Task input
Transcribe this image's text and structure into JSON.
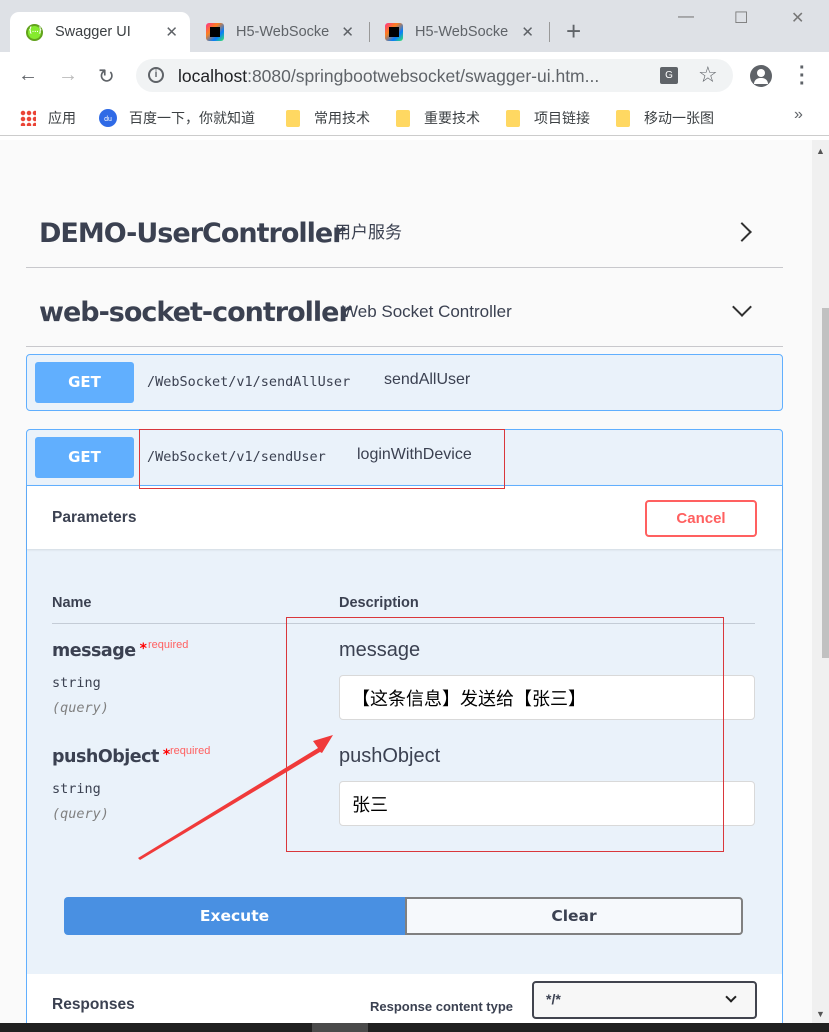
{
  "browser": {
    "tabs": [
      {
        "title": "Swagger UI",
        "icon": "swagger-icon",
        "active": true
      },
      {
        "title": "H5-WebSocke",
        "icon": "jetbrains-icon",
        "active": false
      },
      {
        "title": "H5-WebSocke",
        "icon": "jetbrains-icon",
        "active": false
      }
    ],
    "new_tab_label": "+",
    "close_glyph": "✕",
    "window_controls": {
      "minimize": "—",
      "maximize": "☐",
      "close": "✕"
    },
    "nav": {
      "back": "←",
      "forward": "→",
      "reload": "↻"
    },
    "url_host": "localhost",
    "url_rest": ":8080/springbootwebsocket/swagger-ui.htm...",
    "translate_glyph": "G",
    "star_glyph": "☆",
    "menu_glyph": "⋮",
    "bookmarks": [
      {
        "label": "应用",
        "icon": "apps-icon"
      },
      {
        "label": "百度一下，你就知道",
        "icon": "baidu-icon"
      },
      {
        "label": "常用技术",
        "icon": "folder-icon"
      },
      {
        "label": "重要技术",
        "icon": "folder-icon"
      },
      {
        "label": "项目链接",
        "icon": "folder-icon"
      },
      {
        "label": "移动一张图",
        "icon": "folder-icon"
      }
    ],
    "bookmarks_more": "»"
  },
  "swagger": {
    "tags": [
      {
        "name": "DEMO-UserController",
        "description": "用户服务",
        "expanded": false
      },
      {
        "name": "web-socket-controller",
        "description": "Web Socket Controller",
        "expanded": true
      }
    ],
    "operations": [
      {
        "method": "GET",
        "path": "/WebSocket/v1/sendAllUser",
        "summary": "sendAllUser"
      },
      {
        "method": "GET",
        "path": "/WebSocket/v1/sendUser",
        "summary": "loginWithDevice"
      }
    ],
    "parameters_section": {
      "title": "Parameters",
      "cancel_label": "Cancel",
      "col_name": "Name",
      "col_description": "Description",
      "params": [
        {
          "name": "message",
          "required_star": "*",
          "required_label": "required",
          "type": "string",
          "in": "(query)",
          "description": "message",
          "value": "【这条信息】发送给【张三】"
        },
        {
          "name": "pushObject",
          "required_star": "*",
          "required_label": "required",
          "type": "string",
          "in": "(query)",
          "description": "pushObject",
          "value": "张三"
        }
      ],
      "execute_label": "Execute",
      "clear_label": "Clear"
    },
    "responses": {
      "title": "Responses",
      "content_type_label": "Response content type",
      "content_type_value": "*/*"
    }
  },
  "colors": {
    "get_method": "#61affe",
    "execute": "#4990e2",
    "cancel": "#ff6060",
    "annotation": "#d9373b"
  }
}
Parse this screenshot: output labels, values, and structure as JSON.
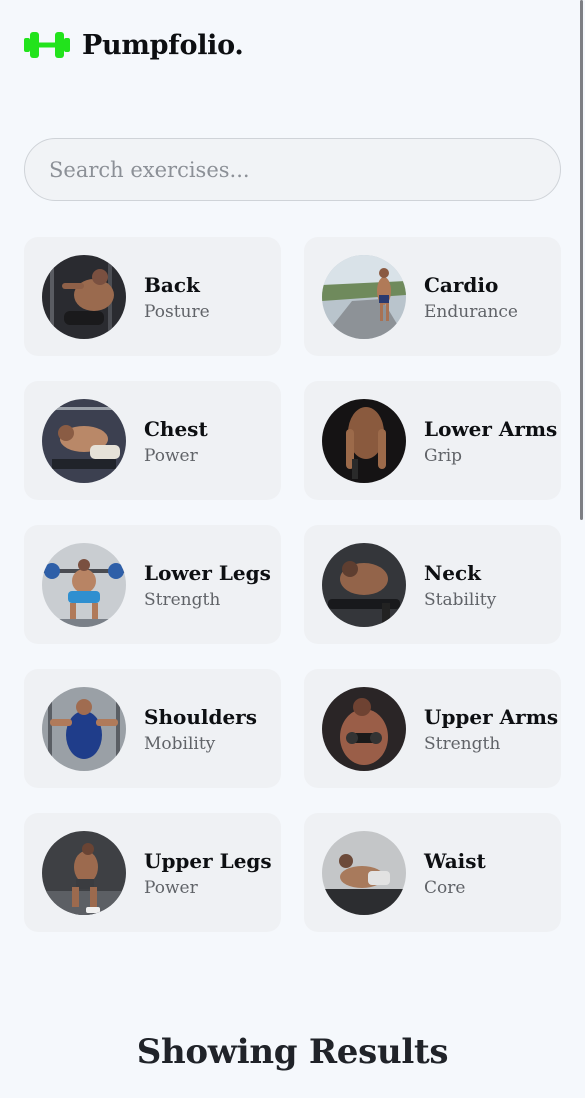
{
  "app": {
    "brand": "Pumpfolio.",
    "logo_icon": "dumbbell-icon",
    "accent_color": "#22e31c"
  },
  "search": {
    "placeholder": "Search exercises...",
    "value": ""
  },
  "categories": [
    {
      "title": "Back",
      "subtitle": "Posture",
      "icon": "back-photo"
    },
    {
      "title": "Cardio",
      "subtitle": "Endurance",
      "icon": "cardio-photo"
    },
    {
      "title": "Chest",
      "subtitle": "Power",
      "icon": "chest-photo"
    },
    {
      "title": "Lower Arms",
      "subtitle": "Grip",
      "icon": "lower-arms-photo"
    },
    {
      "title": "Lower Legs",
      "subtitle": "Strength",
      "icon": "lower-legs-photo"
    },
    {
      "title": "Neck",
      "subtitle": "Stability",
      "icon": "neck-photo"
    },
    {
      "title": "Shoulders",
      "subtitle": "Mobility",
      "icon": "shoulders-photo"
    },
    {
      "title": "Upper Arms",
      "subtitle": "Strength",
      "icon": "upper-arms-photo"
    },
    {
      "title": "Upper Legs",
      "subtitle": "Power",
      "icon": "upper-legs-photo"
    },
    {
      "title": "Waist",
      "subtitle": "Core",
      "icon": "waist-photo"
    }
  ],
  "results": {
    "heading": "Showing Results"
  }
}
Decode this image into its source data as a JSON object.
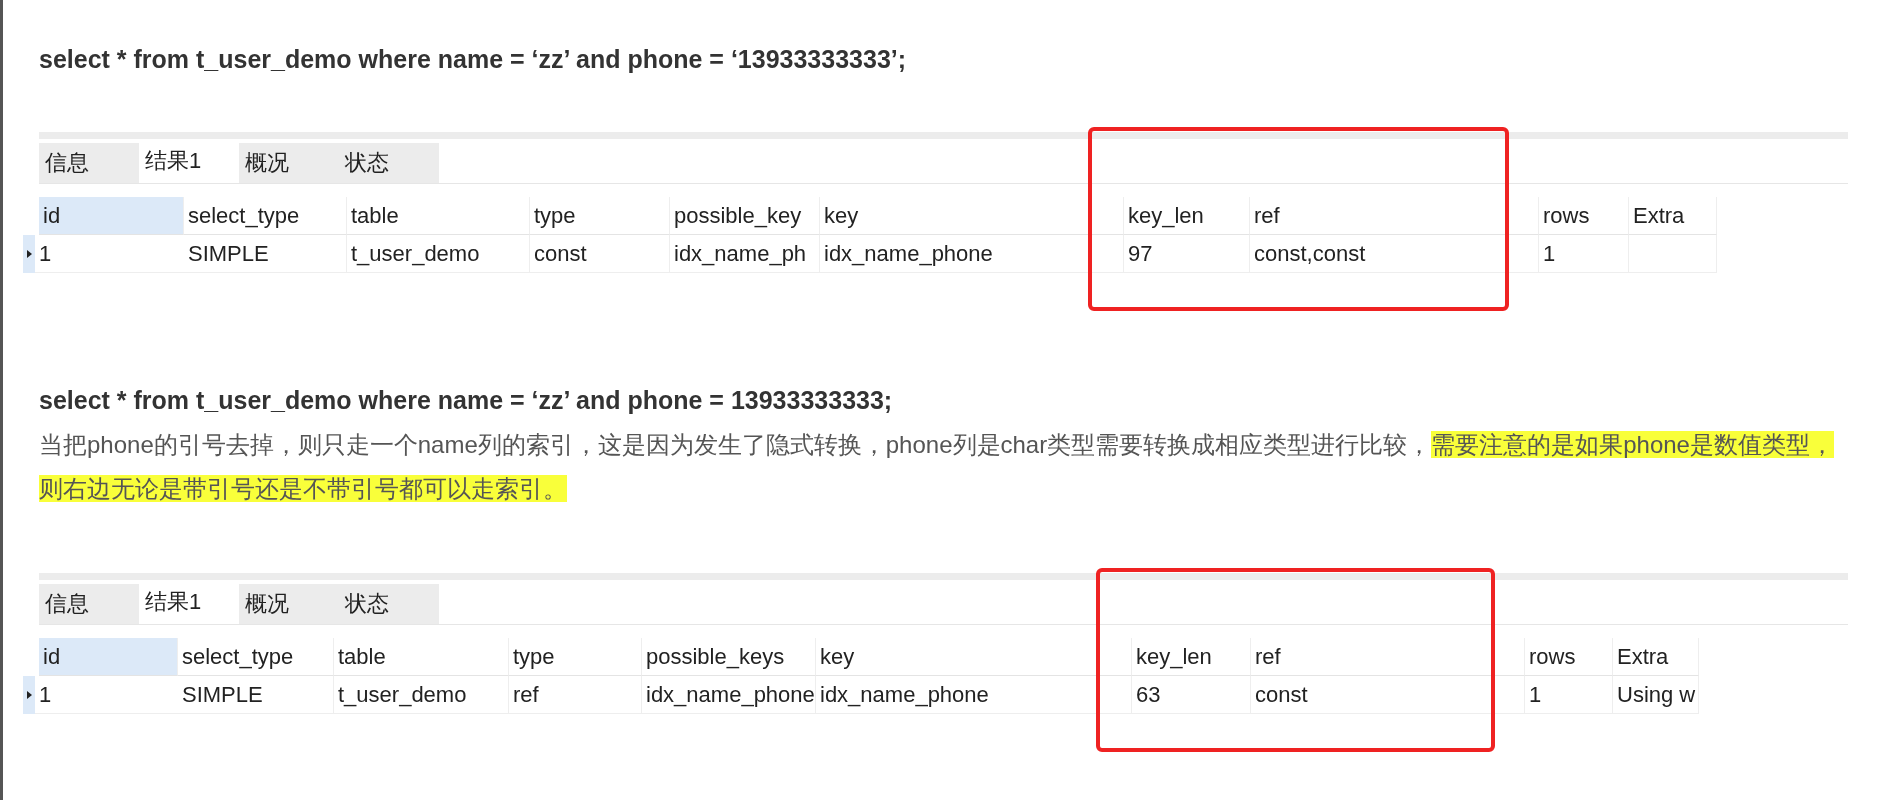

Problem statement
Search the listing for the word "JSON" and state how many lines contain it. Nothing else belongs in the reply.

Result of the exercise
3